(Dataset rows describing interfaces)
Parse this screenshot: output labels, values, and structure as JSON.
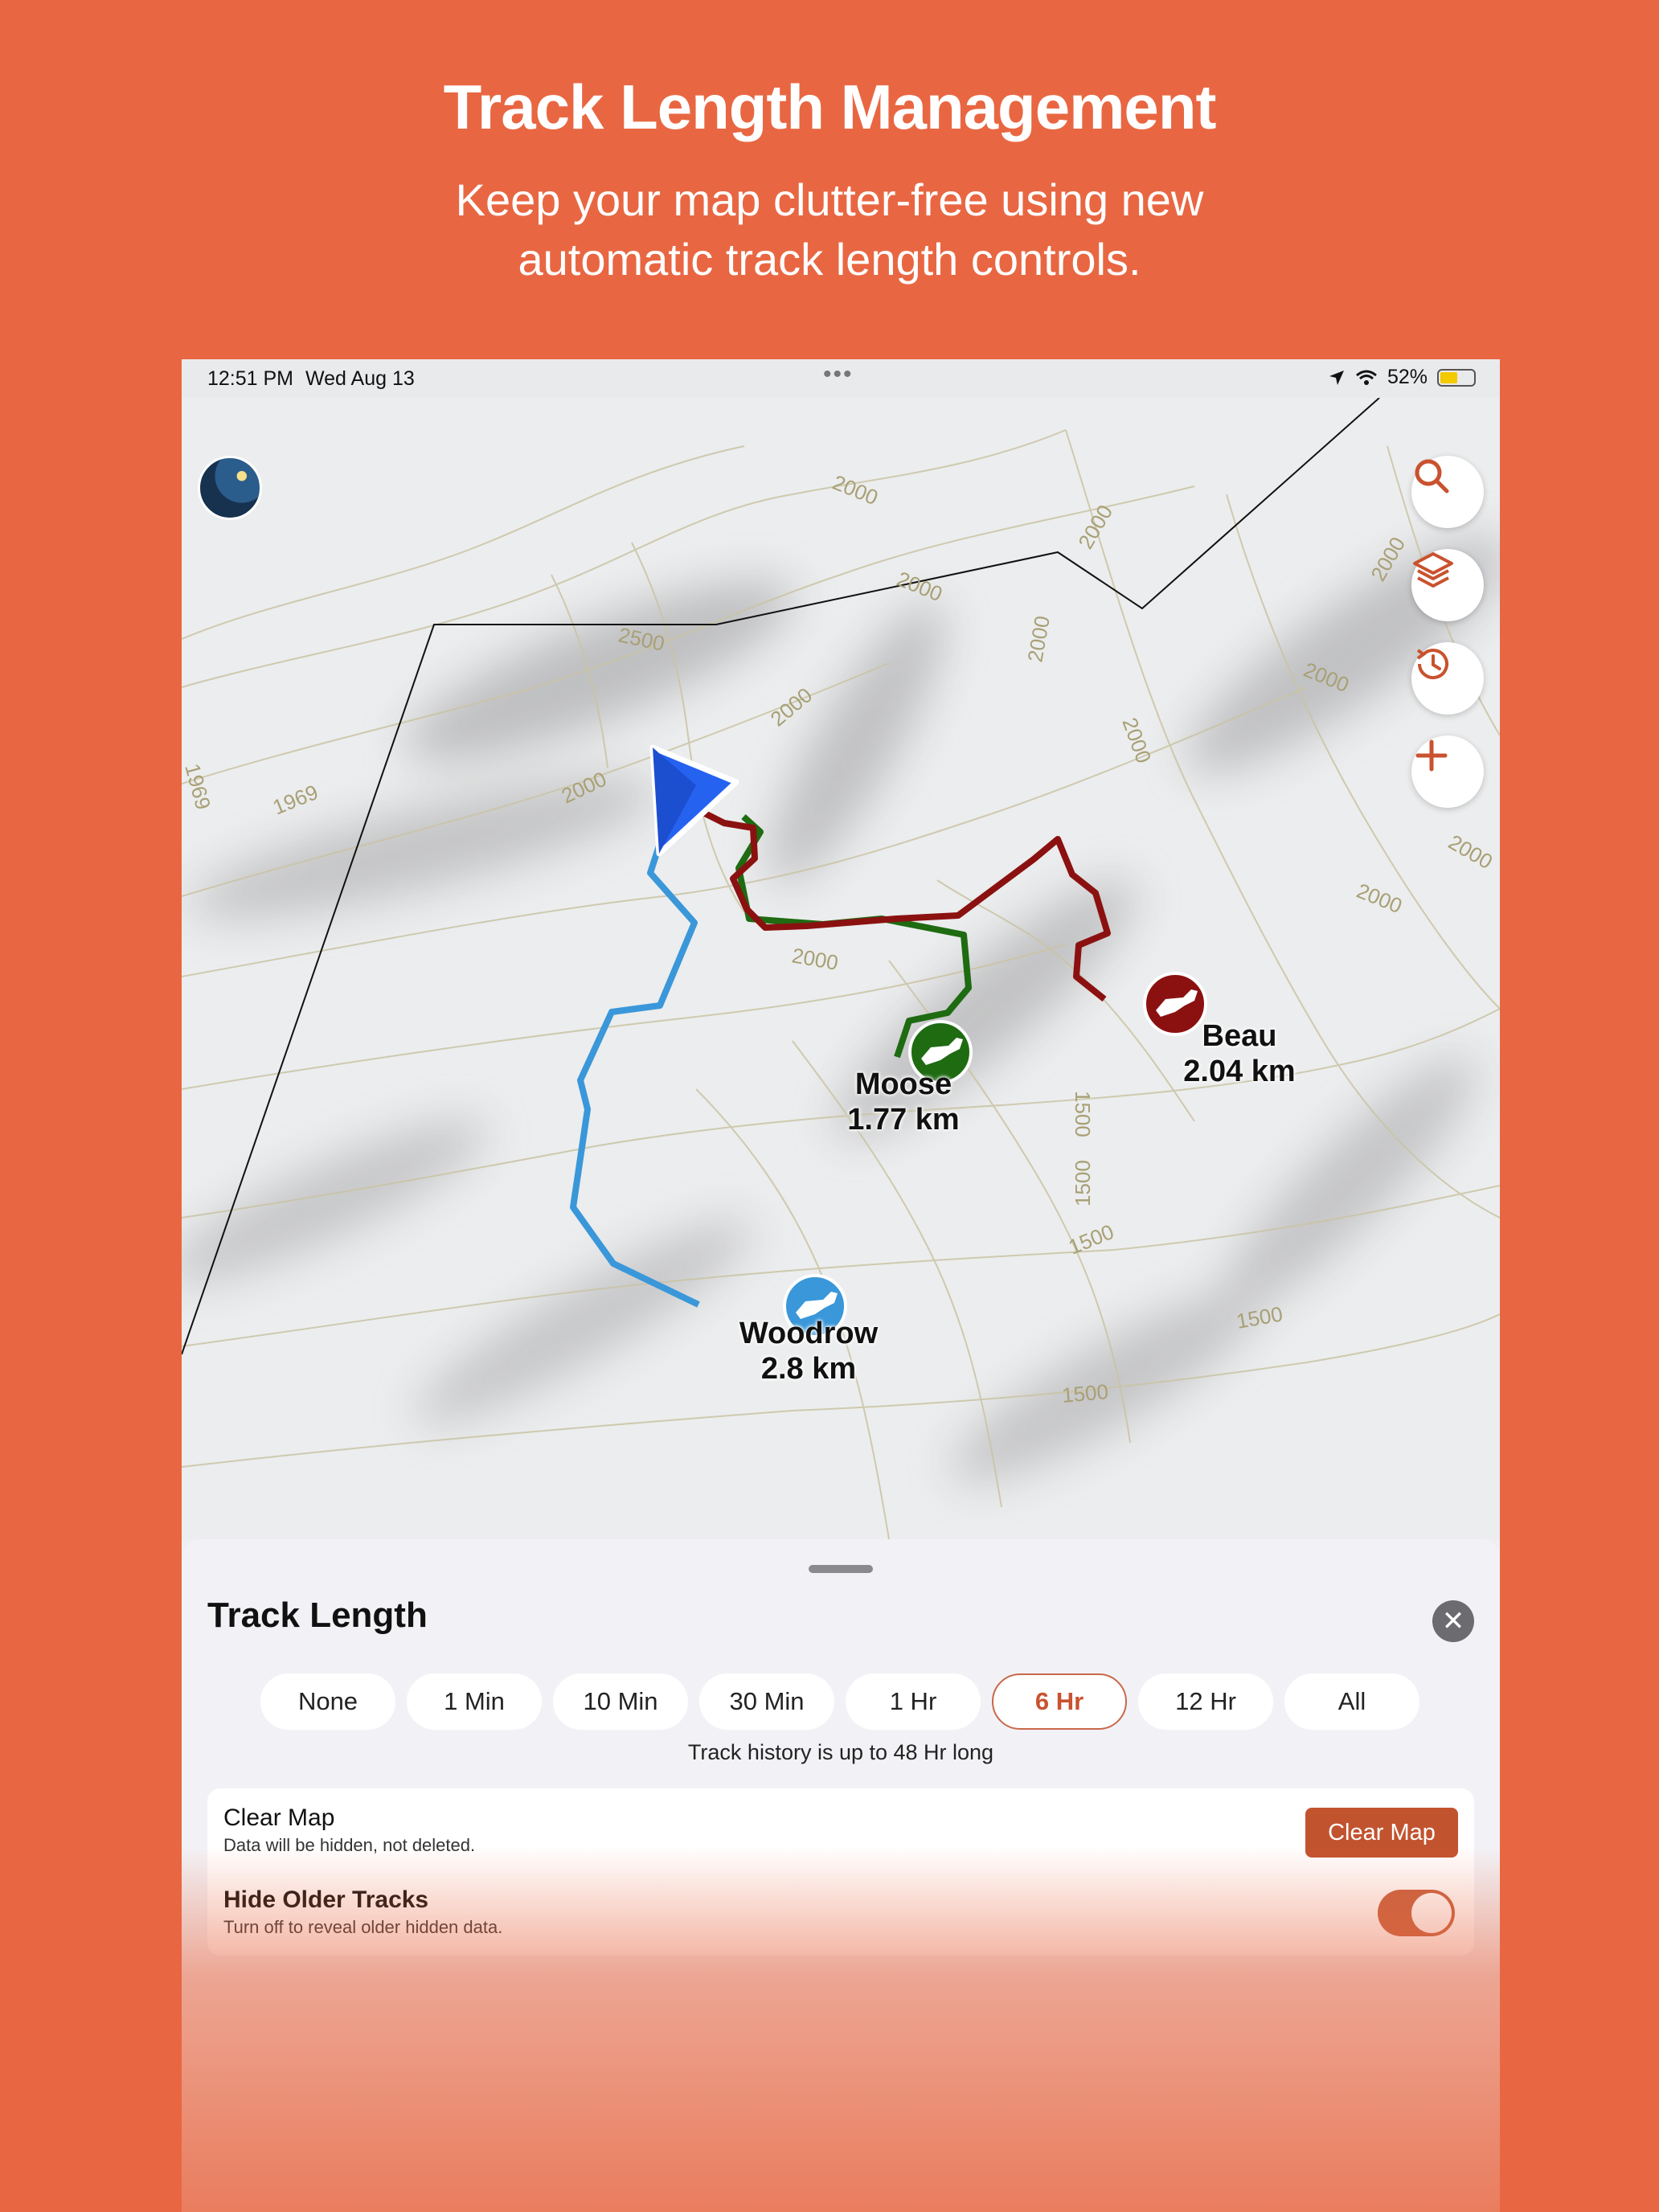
{
  "promo": {
    "title": "Track Length Management",
    "subtitle_line1": "Keep your map clutter-free using new",
    "subtitle_line2": "automatic track length controls."
  },
  "status_bar": {
    "time": "12:51 PM",
    "date": "Wed Aug 13",
    "battery": "52%",
    "battery_level": 0.52
  },
  "map": {
    "contour_labels": [
      "2000",
      "2000",
      "2000",
      "2000",
      "2000",
      "2000",
      "2000",
      "2000",
      "2000",
      "2000",
      "2000",
      "2000",
      "2500",
      "1969",
      "1969",
      "1500",
      "1500",
      "1500",
      "1500",
      "1500"
    ],
    "dogs": [
      {
        "name": "Woodrow",
        "distance": "2.8 km",
        "color": "#3A97D9"
      },
      {
        "name": "Moose",
        "distance": "1.77 km",
        "color": "#1E6B12"
      },
      {
        "name": "Beau",
        "distance": "2.04 km",
        "color": "#8B1111"
      }
    ],
    "map_buttons": [
      "search-icon",
      "layers-icon",
      "history-icon",
      "plus-icon"
    ],
    "accent_color": "#C9522F"
  },
  "sheet": {
    "title": "Track Length",
    "options": [
      "None",
      "1 Min",
      "10 Min",
      "30 Min",
      "1 Hr",
      "6 Hr",
      "12 Hr",
      "All"
    ],
    "selected_option": "6 Hr",
    "history_note": "Track history is up to 48 Hr long",
    "clear_map": {
      "title": "Clear Map",
      "subtitle": "Data will be hidden, not deleted.",
      "button_label": "Clear Map"
    },
    "hide_older": {
      "title": "Hide Older Tracks",
      "subtitle": "Turn off to reveal older hidden data.",
      "enabled": true
    }
  }
}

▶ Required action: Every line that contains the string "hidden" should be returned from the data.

▶ Solution:
      "subtitle": "Data will be hidden, not deleted.",
      "subtitle": "Turn off to reveal older hidden data.",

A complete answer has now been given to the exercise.